Although his first name suggests he is Welsh and it has been reported that is eligible to play for Wales, eighteen year old Rhys Healey was born in Manchester and I’ve not seen anything “official” to back up those Wales eligibility claims yet. He joined Connah Quay Nomads (as I’ll always know them despite their fairly recent name change to GAP Connah’s Quay) a couple of years ago and had trials at Manchester City and Stoke before breaking into their first team this season. In twelve starts for the North Wales side he scored twelve times and was named Corbett Sports Welsh Premier League Player of the month for November after scoring five times in that month including this hat trick against Llanelli.
City have paid an undisclosed fee (which I’ve seen reported as £50,000 including add on’s) for Healey and his former manager at Connah’s Quay Mark McGregor thinks he is good enough to make an impact at first team level within a year - time will tell, but it’s good to see us making this kind of signing and I look forward to watching how Rhys gets on over the coming weeks.
There have been a couple of developments off the pitch as well. Firstly, former Chief Executive Alan Whiteley, who was replaced by Simon Lim in the autumn, has left the Board of Directors after being charged with fraud following a police investigation which went on for nearly two years. I’m not in any position to comment on the validity or otherwise of these charges, but Mr Whiteley had my sympathy in the summer after he was lumbered with the thankless task of trying to justify the unpopular change of kit and badge when he probably knew little more than your average supporter of the reasoning behind the decisions.
The other matter was the filing of the club’s accounts for the period year ending 31/5/12. If you want some explanation about the various figures, then this thread (especially the first post) on a City messageboard is well worth a read.
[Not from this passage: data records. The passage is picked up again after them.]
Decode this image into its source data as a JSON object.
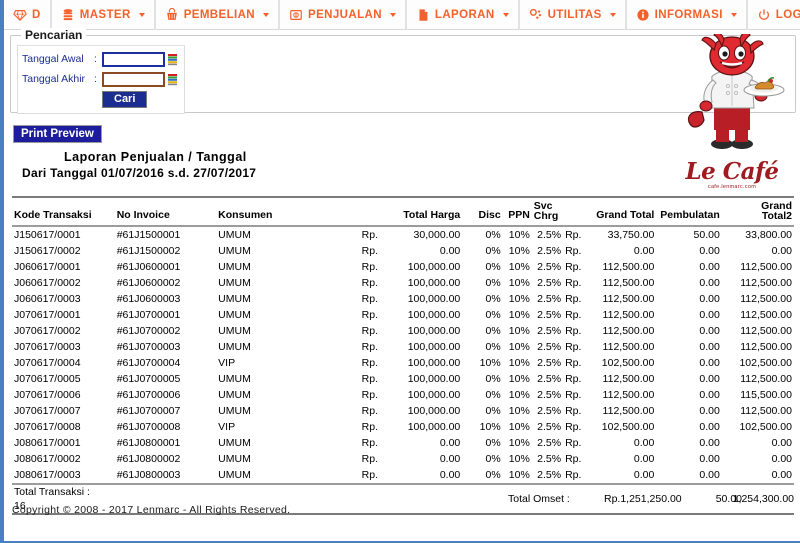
{
  "menubar": {
    "items": [
      {
        "label": "D",
        "icon": "diamond-icon",
        "has_caret": false
      },
      {
        "label": "MASTER",
        "icon": "database-icon",
        "has_caret": true
      },
      {
        "label": "PEMBELIAN",
        "icon": "basket-icon",
        "has_caret": true
      },
      {
        "label": "PENJUALAN",
        "icon": "cash-register-icon",
        "has_caret": true
      },
      {
        "label": "LAPORAN",
        "icon": "document-icon",
        "has_caret": true
      },
      {
        "label": "UTILITAS",
        "icon": "settings-icon",
        "has_caret": true
      },
      {
        "label": "INFORMASI",
        "icon": "info-icon",
        "has_caret": true
      },
      {
        "label": "LOG  OUT",
        "icon": "power-icon",
        "has_caret": false
      }
    ],
    "accent_color": "#f4602c"
  },
  "search": {
    "legend": "Pencarian",
    "field_awal_label": "Tanggal   Awal",
    "field_akhir_label": "Tanggal   Akhir",
    "colon": ":",
    "awal_value": "",
    "akhir_value": "",
    "awal_placeholder": "",
    "akhir_placeholder": "",
    "submit_label": "Cari",
    "submit_color": "#1c2d91",
    "label_color": "#1c2d91"
  },
  "print_preview": {
    "label": "Print Preview",
    "color": "#1c1c9c"
  },
  "report": {
    "title": "Laporan   Penjualan   /   Tanggal",
    "range": "Dari  Tanggal   01/07/2016  s.d.   27/07/2017",
    "headers": {
      "kode": "Kode  Transaksi",
      "invoice": "No  Invoice",
      "konsumen": "Konsumen",
      "total_harga": "Total   Harga",
      "disc": "Disc",
      "ppn": "PPN",
      "svc_chrg_line1": "Svc",
      "svc_chrg_line2": "Chrg",
      "grand_total": "Grand   Total",
      "pembulatan": "Pembulatan",
      "grand_total2_line1": "Grand",
      "grand_total2_line2": "Total2"
    },
    "rows": [
      {
        "kode": "J150617/0001",
        "invoice": "#61J1500001",
        "konsumen": "UMUM",
        "rp": "Rp.",
        "total_harga": "30,000.00",
        "disc": "0%",
        "ppn": "10%",
        "svc": "2.5%",
        "grand_rp": "Rp.",
        "grand_total": "33,750.00",
        "pembulatan": "50.00",
        "grand_total2": "33,800.00"
      },
      {
        "kode": "J150617/0002",
        "invoice": "#61J1500002",
        "konsumen": "UMUM",
        "rp": "Rp.",
        "total_harga": "0.00",
        "disc": "0%",
        "ppn": "10%",
        "svc": "2.5%",
        "grand_rp": "Rp.",
        "grand_total": "0.00",
        "pembulatan": "0.00",
        "grand_total2": "0.00"
      },
      {
        "kode": "J060617/0001",
        "invoice": "#61J0600001",
        "konsumen": "UMUM",
        "rp": "Rp.",
        "total_harga": "100,000.00",
        "disc": "0%",
        "ppn": "10%",
        "svc": "2.5%",
        "grand_rp": "Rp.",
        "grand_total": "112,500.00",
        "pembulatan": "0.00",
        "grand_total2": "112,500.00"
      },
      {
        "kode": "J060617/0002",
        "invoice": "#61J0600002",
        "konsumen": "UMUM",
        "rp": "Rp.",
        "total_harga": "100,000.00",
        "disc": "0%",
        "ppn": "10%",
        "svc": "2.5%",
        "grand_rp": "Rp.",
        "grand_total": "112,500.00",
        "pembulatan": "0.00",
        "grand_total2": "112,500.00"
      },
      {
        "kode": "J060617/0003",
        "invoice": "#61J0600003",
        "konsumen": "UMUM",
        "rp": "Rp.",
        "total_harga": "100,000.00",
        "disc": "0%",
        "ppn": "10%",
        "svc": "2.5%",
        "grand_rp": "Rp.",
        "grand_total": "112,500.00",
        "pembulatan": "0.00",
        "grand_total2": "112,500.00"
      },
      {
        "kode": "J070617/0001",
        "invoice": "#61J0700001",
        "konsumen": "UMUM",
        "rp": "Rp.",
        "total_harga": "100,000.00",
        "disc": "0%",
        "ppn": "10%",
        "svc": "2.5%",
        "grand_rp": "Rp.",
        "grand_total": "112,500.00",
        "pembulatan": "0.00",
        "grand_total2": "112,500.00"
      },
      {
        "kode": "J070617/0002",
        "invoice": "#61J0700002",
        "konsumen": "UMUM",
        "rp": "Rp.",
        "total_harga": "100,000.00",
        "disc": "0%",
        "ppn": "10%",
        "svc": "2.5%",
        "grand_rp": "Rp.",
        "grand_total": "112,500.00",
        "pembulatan": "0.00",
        "grand_total2": "112,500.00"
      },
      {
        "kode": "J070617/0003",
        "invoice": "#61J0700003",
        "konsumen": "UMUM",
        "rp": "Rp.",
        "total_harga": "100,000.00",
        "disc": "0%",
        "ppn": "10%",
        "svc": "2.5%",
        "grand_rp": "Rp.",
        "grand_total": "112,500.00",
        "pembulatan": "0.00",
        "grand_total2": "112,500.00"
      },
      {
        "kode": "J070617/0004",
        "invoice": "#61J0700004",
        "konsumen": "VIP",
        "rp": "Rp.",
        "total_harga": "100,000.00",
        "disc": "10%",
        "ppn": "10%",
        "svc": "2.5%",
        "grand_rp": "Rp.",
        "grand_total": "102,500.00",
        "pembulatan": "0.00",
        "grand_total2": "102,500.00"
      },
      {
        "kode": "J070617/0005",
        "invoice": "#61J0700005",
        "konsumen": "UMUM",
        "rp": "Rp.",
        "total_harga": "100,000.00",
        "disc": "0%",
        "ppn": "10%",
        "svc": "2.5%",
        "grand_rp": "Rp.",
        "grand_total": "112,500.00",
        "pembulatan": "0.00",
        "grand_total2": "112,500.00"
      },
      {
        "kode": "J070617/0006",
        "invoice": "#61J0700006",
        "konsumen": "UMUM",
        "rp": "Rp.",
        "total_harga": "100,000.00",
        "disc": "0%",
        "ppn": "10%",
        "svc": "2.5%",
        "grand_rp": "Rp.",
        "grand_total": "112,500.00",
        "pembulatan": "0.00",
        "grand_total2": "115,500.00"
      },
      {
        "kode": "J070617/0007",
        "invoice": "#61J0700007",
        "konsumen": "UMUM",
        "rp": "Rp.",
        "total_harga": "100,000.00",
        "disc": "0%",
        "ppn": "10%",
        "svc": "2.5%",
        "grand_rp": "Rp.",
        "grand_total": "112,500.00",
        "pembulatan": "0.00",
        "grand_total2": "112,500.00"
      },
      {
        "kode": "J070617/0008",
        "invoice": "#61J0700008",
        "konsumen": "VIP",
        "rp": "Rp.",
        "total_harga": "100,000.00",
        "disc": "10%",
        "ppn": "10%",
        "svc": "2.5%",
        "grand_rp": "Rp.",
        "grand_total": "102,500.00",
        "pembulatan": "0.00",
        "grand_total2": "102,500.00"
      },
      {
        "kode": "J080617/0001",
        "invoice": "#61J0800001",
        "konsumen": "UMUM",
        "rp": "Rp.",
        "total_harga": "0.00",
        "disc": "0%",
        "ppn": "10%",
        "svc": "2.5%",
        "grand_rp": "Rp.",
        "grand_total": "0.00",
        "pembulatan": "0.00",
        "grand_total2": "0.00"
      },
      {
        "kode": "J080617/0002",
        "invoice": "#61J0800002",
        "konsumen": "UMUM",
        "rp": "Rp.",
        "total_harga": "0.00",
        "disc": "0%",
        "ppn": "10%",
        "svc": "2.5%",
        "grand_rp": "Rp.",
        "grand_total": "0.00",
        "pembulatan": "0.00",
        "grand_total2": "0.00"
      },
      {
        "kode": "J080617/0003",
        "invoice": "#61J0800003",
        "konsumen": "UMUM",
        "rp": "Rp.",
        "total_harga": "0.00",
        "disc": "0%",
        "ppn": "10%",
        "svc": "2.5%",
        "grand_rp": "Rp.",
        "grand_total": "0.00",
        "pembulatan": "0.00",
        "grand_total2": "0.00"
      }
    ],
    "totals": {
      "transaksi_label": "Total   Transaksi    :",
      "transaksi_count": "16",
      "omset_label": "Total   Omset   :",
      "omset_value": "Rp.1,251,250.00",
      "pembulatan": "50.00",
      "grand_total2": "1,254,300.00"
    }
  },
  "logo": {
    "name": "Le Café",
    "subtitle": "cafe.lenmarc.com",
    "mascot": "red-dragon-chef-mascot",
    "color": "#9e1b20"
  },
  "footer": {
    "copyright": "Copyright  ©  2008  -  2017  Lenmarc  -  All  Rights  Reserved."
  }
}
With losses of £13 million plus (despite what I’m pretty sure are club record turnover figures), the accounts make for sobering reading and, given the level of spending on transfer fees and wages since the end of May, that debt figure is close to, if not past, the £100 million mark by now – given our current position, failure to go up now would be a real sickener in on field terms, but it would be even worse than that for the club off the field.